Republican U.S. presidential candidates (L-R) Texas Sen. Ted Cruz, businessman Donald Trump and Florida Sen. Marco Rubio pause Saturday night for a moment of silence in honor of deceased Supreme Court Associate Justice Antonin Scalia before the start of the Republican U.S. presidential candidates debate sponsored by CBS News and the Republican National Committee in Greenville, South Carolina. REUTERS/Jonathan Ernst

During a heated exchange Saturday night between Texas Sen. Ted Cruz and Florida Sen. Marco Rubio on the topic of immigration, the two blamed each other for changing their respective stances on offering undocumented immigrants amnesty in the U.S. After each pointed their finger at one another, Cruz claimed Rubio went on a Spanish-speaking TV channel and effectively offered his support for President Barack Obama's executive orders that would offer a path to citizenship for millions of undocumented immigrants in the U.S.
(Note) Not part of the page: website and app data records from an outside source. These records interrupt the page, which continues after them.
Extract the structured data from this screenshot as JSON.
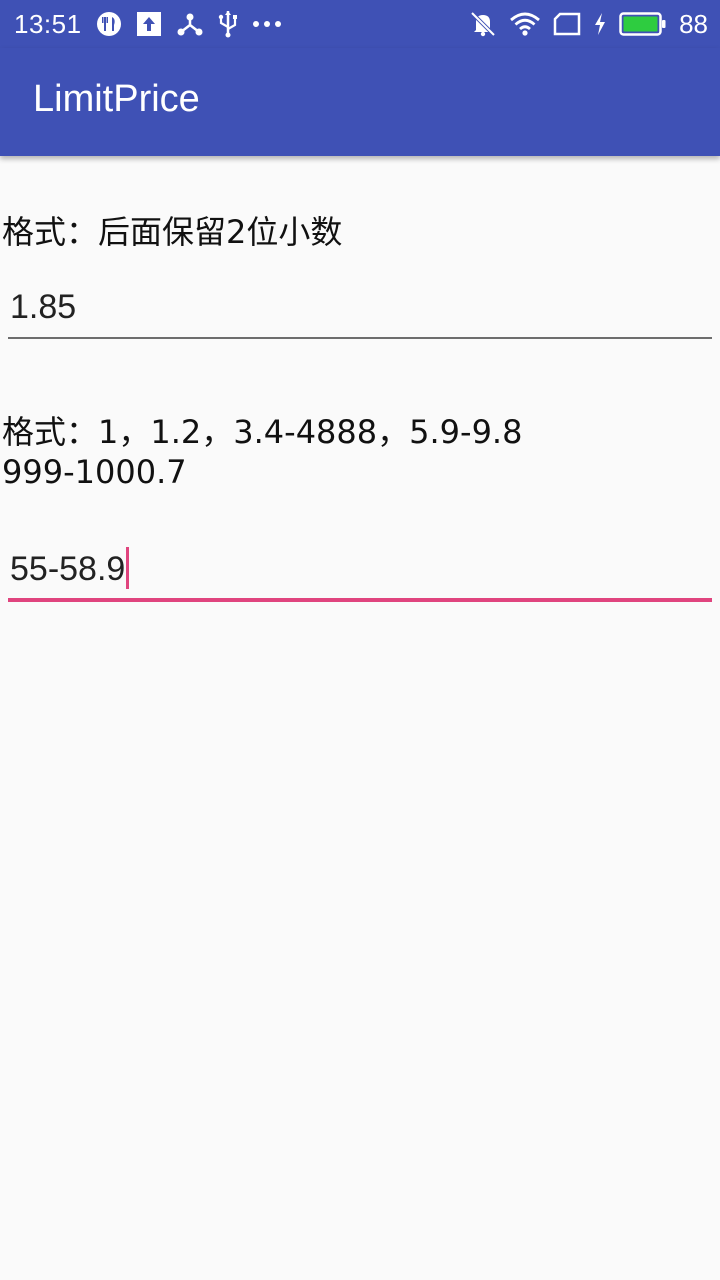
{
  "status_bar": {
    "time": "13:51",
    "battery_level": "88",
    "icons_left": [
      "fork-knife-icon",
      "upload-icon",
      "share-icon",
      "usb-icon",
      "more-icon"
    ],
    "icons_right": [
      "mute-icon",
      "wifi-icon",
      "sim-icon",
      "charging-icon",
      "battery-icon"
    ],
    "battery_fill_color": "#2ecc40"
  },
  "app_bar": {
    "title": "LimitPrice",
    "color": "#3f51b5"
  },
  "section1": {
    "label": "格式：后面保留2位小数",
    "input_value": "1.85"
  },
  "section2": {
    "label": "格式：1，1.2，3.4-4888，5.9-9.8\n999-1000.7",
    "input_value": "55-58.9"
  },
  "colors": {
    "accent": "#e0447e",
    "divider": "#6d6d6d",
    "background": "#fafafa"
  }
}
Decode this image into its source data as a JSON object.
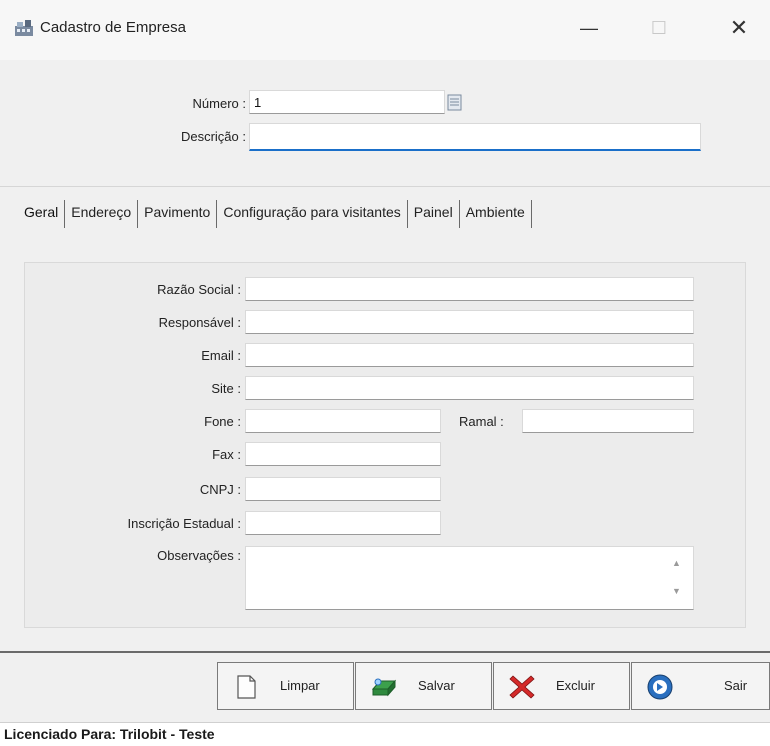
{
  "window": {
    "title": "Cadastro de Empresa",
    "min_glyph": "—",
    "max_glyph": "☐",
    "close_glyph": "✕"
  },
  "header": {
    "numero_label": "Número :",
    "numero_value": "1",
    "descricao_label": "Descrição :",
    "descricao_value": ""
  },
  "tabs": [
    {
      "label": "Geral"
    },
    {
      "label": "Endereço"
    },
    {
      "label": "Pavimento"
    },
    {
      "label": "Configuração para visitantes"
    },
    {
      "label": "Painel"
    },
    {
      "label": "Ambiente"
    }
  ],
  "geral": {
    "razao_social_label": "Razão Social :",
    "razao_social_value": "",
    "responsavel_label": "Responsável :",
    "responsavel_value": "",
    "email_label": "Email :",
    "email_value": "",
    "site_label": "Site :",
    "site_value": "",
    "fone_label": "Fone :",
    "fone_value": "",
    "ramal_label": "Ramal :",
    "ramal_value": "",
    "fax_label": "Fax :",
    "fax_value": "",
    "cnpj_label": "CNPJ :",
    "cnpj_value": "",
    "inscricao_label": "Inscrição Estadual :",
    "inscricao_value": "",
    "observacoes_label": "Observações :",
    "observacoes_value": ""
  },
  "buttons": {
    "limpar": "Limpar",
    "salvar": "Salvar",
    "excluir": "Excluir",
    "sair": "Sair"
  },
  "status": {
    "text": "Licenciado Para: Trilobit - Teste"
  },
  "colors": {
    "focus_underline": "#1a6fc9",
    "excluir_icon": "#d42a2a",
    "salvar_icon": "#2f8a3e",
    "sair_icon": "#2a6fbf"
  }
}
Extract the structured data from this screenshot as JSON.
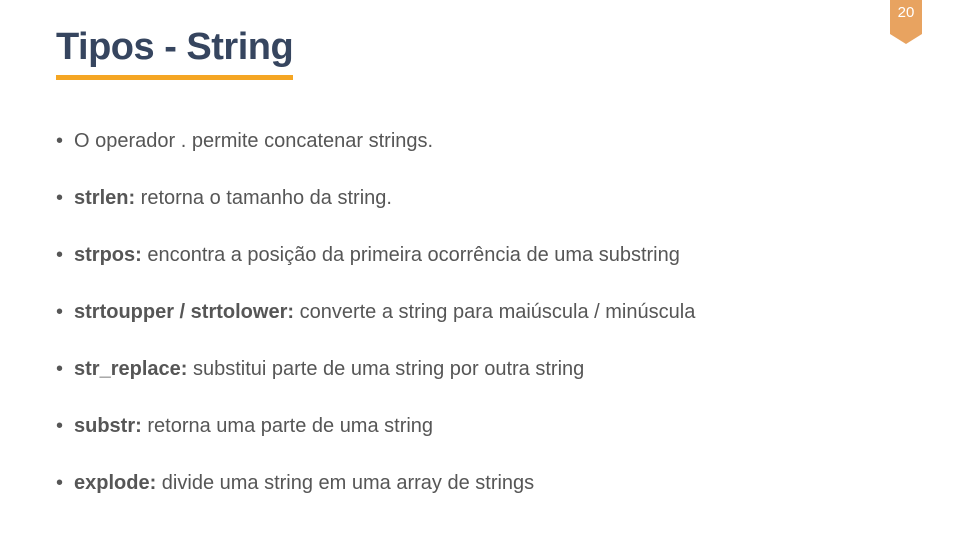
{
  "page_number": "20",
  "title": "Tipos - String",
  "bullets": [
    {
      "segments": [
        {
          "text": "O operador . permite concatenar strings.",
          "bold": false
        }
      ]
    },
    {
      "segments": [
        {
          "text": "strlen:",
          "bold": true
        },
        {
          "text": " retorna o tamanho da string.",
          "bold": false
        }
      ]
    },
    {
      "segments": [
        {
          "text": "strpos:",
          "bold": true
        },
        {
          "text": " encontra a posição da primeira ocorrência de uma substring",
          "bold": false
        }
      ]
    },
    {
      "segments": [
        {
          "text": "strtoupper / strtolower:",
          "bold": true
        },
        {
          "text": " converte a string para maiúscula / minúscula",
          "bold": false
        }
      ]
    },
    {
      "segments": [
        {
          "text": "str_replace:",
          "bold": true
        },
        {
          "text": " substitui parte de uma string por outra string",
          "bold": false
        }
      ]
    },
    {
      "segments": [
        {
          "text": "substr:",
          "bold": true
        },
        {
          "text": " retorna uma parte de uma string",
          "bold": false
        }
      ]
    },
    {
      "segments": [
        {
          "text": "explode:",
          "bold": true
        },
        {
          "text": " divide uma string em uma array de strings",
          "bold": false
        }
      ]
    }
  ]
}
“Marco went on Univision in Spanish and said he would not rescind," Obama's proposed immigration policies, Cruz said during the second half of the debate. “I have promised to rescind every single executive action including that one.”

Rubio, in turn, asked how Cruz would know what he said. "He doesn't even speak Spanish," Rubio said in apparent jab at Cruz's Cuban heritage, something that the Texas senator has touted in making his appeal to Hispanic voters.

After presidential primaries in Iowa and New Hampshire, two states that are all but devoid of Latino voters, many see South Carolina as the first chance for that coveted voting bloc to have their voices on the presidential race.

Cruz responded by rattling off a sentence or two in Spanish.

The Texas senator offered his condolences to the family of U.S. Supreme Court Associate Justice Antonin Scalia, who was found dead earlier in the day at a ranch in the state Cruz represents. But, like many in his Party, Cruz also used Scalia's death as an opportunity to politicize the news, insisting that the judge's successor not be named until after the next president has been elected.

Obama, in speaking shortly before the debate's scheduled start, indicated that he likely intended to seek out a replacement for Scalia, citing the country's democracy and constitution, saying in part that he would like to make sure the Supreme Court "continues to function as the beacon of justice that our forefathers intended."

“I plan to fulfill my constitutional responsibilities to nominate a successor in due time,” the president said from California, according to Politico. “And there will be plenty of time for me to do so and for the Senate to fulfill its responsibility to give that person a fair hearing and a timely vote.”

Cruz also offered a separate statement of bereavement that he posted to his Facebook page, including the below portion.

As liberals and conservatives alike would agree, through his powerful and persuasive opinions, Justice Scalia fundamentally changed how courts interpret the Constitution and statutes, returning the focus to the original meaning of the text after decades of judicial activism. And he authored some of the most important decisions ever, including District of Columbia v. Heller, which recognized our fundamental right under the Second Amendment to keep and bear arms. He was an unrelenting defender of religious liberty, free speech, federalism, the constitutional separation of powers, and private property rights. All liberty-loving Americans should be in mourning.

Scalia's death may have been a welcome distraction for the Cruz campaign, which has come under fire from GOP presidential polling leader and real estate mogul Donald Trump, who threatened Friday to sue the Texas senator over his eligibility to become president based on Cruz's birthplace of Canada. Some legal experts have said that Trump's claim may not be able to stand up in a court of law.

“I happen to think that the best arguments on the merits support Cruz’s eligibility, but even apart from that, I just don’t see courts intervening on this sort of thing,” Jonathan Adler, a constitutional law professor at Case Western Reserve University, told Time.

Cruz also may have a problem when it comes to endorsements, as three newspapers in his home state have opted to offer their support to other candidates. The Houston Chronicle went so far as to denounce Cruz's candidacy based on the politician's time in the senate:

During his brief time in office, Ted Cruz has become the most ineffectual, inattentive U.S. senator Texans have sent to Washington since perhaps W. Lee "Pass the Biscuits, Pappy" O'Daniel during the 1940s. Unlike the old flour man from Fort Worth, whip-smart Cruz has been willfully ineffectual. His predecessor, Kay Bailey Hutchison, recognized that her primary obligation as a U.S. senator was to serve the people of Texas; Cruz, the embodiment of the hard right, wears his disdain for government as a badge of honor.

In addition, Cruz's campaign was forced to pull one of its most recent advertisements after it was revealed on of its co-stars was an actress in softcore pornography films.